Braeden Barnes’ portrayal of Puck was delightful. He was appropriately lithe and athletic as well as naughty and mischievous, but with the innocent charm of a Huck Finn.
Krista Baker infused the role of Helena with hot blooded temperament that was modern, realistic and believable. As Hermia, the lyrical Alissa Dale danced with even increased freedom and fluidity. Betsy Lucas’ fleet feet were flying as the lead Butterfly.
Benjamin Tucker didn’t resort to stereotyped moves or gestures. His acting was natural and brought his Lysander convincingly to life as a young man in love but confused. Barrington Lohr showed a flair for comedy as Bottom the donkey-headed actor and Steven Goforth adequately fulfilled the role of Demetrius.
As King Oberon, Morgan Stillman danced his solo steps nicely but evoked no sense of majesty, magic or mystery. Likewise, Lesley Rausch danced well and possessed high extensions but brought little else to the role of Tatania.
Ms. Rausch, like her partner, Karol Cruz, was a Guest Artist from Pacific Northwest Ballet. Their participation was appreciated but they contributed nothing to the performance that wasn’t available from dancers within the ranks of NBT itself.
The surprise of the evening was the explosive entrance and ensuing dancing of newcomer Christina Ghiardi as Hippolyta. When she was on the stage the stage belonged to her.
She has that rare charismatic stage presence that goes out beyond the footlights and dominates an audience’s focus. It’s a quality that can make stars – and enemies.
Fairies and Butterflies adorned with wings and flowing attire danced impressively as did Courtiers, Retinue, Pages and forest creatures. All were handsomely costumed by Martin Pakledinaz in colors ranging from rich earth tones to luminous pastels.
Mr. Pakledinaz also designed the sets which were ideal evocations of the ballet’s fantasy fairy land. Immense and elaborate, they still left plenty of room for dancing.
The Las Vegas Master Singers’ chorus and soloists, directed by Dr. Jocelyn Jensen, provided the loveliest musical sounds of the performance. Their singing was integral, unobtrusive and exquisite. One doesn’t always hear the Mendelssohn choral section with ‘Dream’ performances. Kudos to whoever decided to include it this time.
Members of the Las Vegas Philharmonic under the baton of guest conductor Emil de Cou played well despite squeaking strings early on. Maestro de Cou’s tempi were danceable and he never allowed orchestral volume to intrude upon the dance.

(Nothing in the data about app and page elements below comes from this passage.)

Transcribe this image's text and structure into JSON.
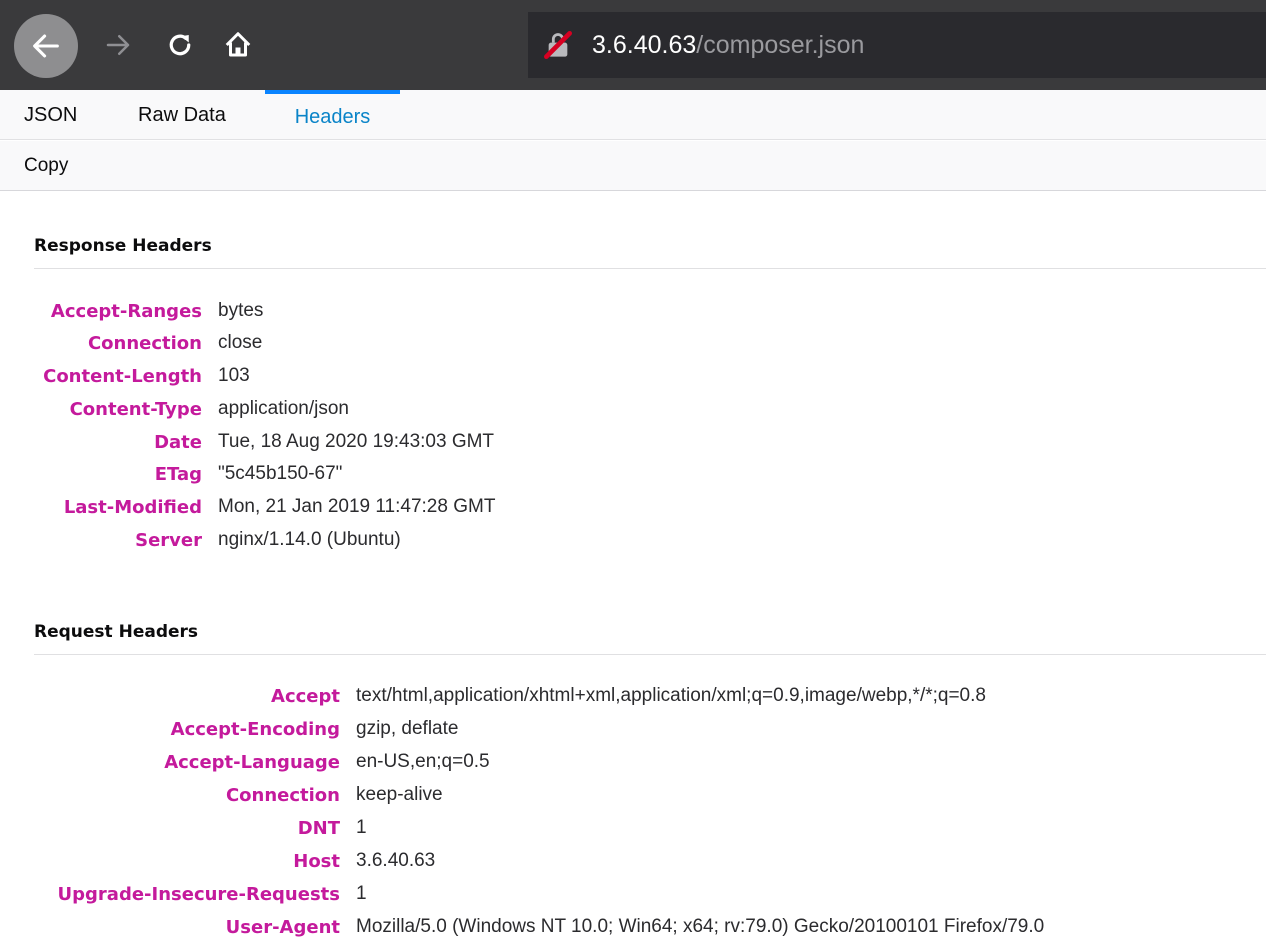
{
  "browser": {
    "nav": {
      "back": "back-arrow-icon",
      "forward": "forward-arrow-icon",
      "reload": "reload-icon",
      "home": "home-icon"
    },
    "url": {
      "host": "3.6.40.63",
      "path": "/composer.json",
      "security_icon": "insecure-lock-icon"
    }
  },
  "tabs": [
    {
      "label": "JSON",
      "active": false
    },
    {
      "label": "Raw Data",
      "active": false
    },
    {
      "label": "Headers",
      "active": true
    }
  ],
  "toolbar": {
    "copy_label": "Copy"
  },
  "response_headers": {
    "title": "Response Headers",
    "rows": [
      {
        "name": "Accept-Ranges",
        "value": "bytes"
      },
      {
        "name": "Connection",
        "value": "close"
      },
      {
        "name": "Content-Length",
        "value": "103"
      },
      {
        "name": "Content-Type",
        "value": "application/json"
      },
      {
        "name": "Date",
        "value": "Tue, 18 Aug 2020 19:43:03 GMT"
      },
      {
        "name": "ETag",
        "value": "\"5c45b150-67\""
      },
      {
        "name": "Last-Modified",
        "value": "Mon, 21 Jan 2019 11:47:28 GMT"
      },
      {
        "name": "Server",
        "value": "nginx/1.14.0 (Ubuntu)"
      }
    ]
  },
  "request_headers": {
    "title": "Request Headers",
    "rows": [
      {
        "name": "Accept",
        "value": "text/html,application/xhtml+xml,application/xml;q=0.9,image/webp,*/*;q=0.8"
      },
      {
        "name": "Accept-Encoding",
        "value": "gzip, deflate"
      },
      {
        "name": "Accept-Language",
        "value": "en-US,en;q=0.5"
      },
      {
        "name": "Connection",
        "value": "keep-alive"
      },
      {
        "name": "DNT",
        "value": "1"
      },
      {
        "name": "Host",
        "value": "3.6.40.63"
      },
      {
        "name": "Upgrade-Insecure-Requests",
        "value": "1"
      },
      {
        "name": "User-Agent",
        "value": "Mozilla/5.0 (Windows NT 10.0; Win64; x64; rv:79.0) Gecko/20100101 Firefox/79.0"
      }
    ]
  },
  "colors": {
    "header_name": "#c41a9c",
    "active_tab": "#0a84c8",
    "toolbar_bg": "#3a3a3c",
    "insecure_icon": "#d70022"
  }
}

Admittedly, this consummate performance will be a hard act for NBT to follow. Nothing the company has presented for a long time begins to match it. However, if the decisions and ideas that led to the success of this production are repeated, NBT’s artistic stature is likely to remain at this new high level.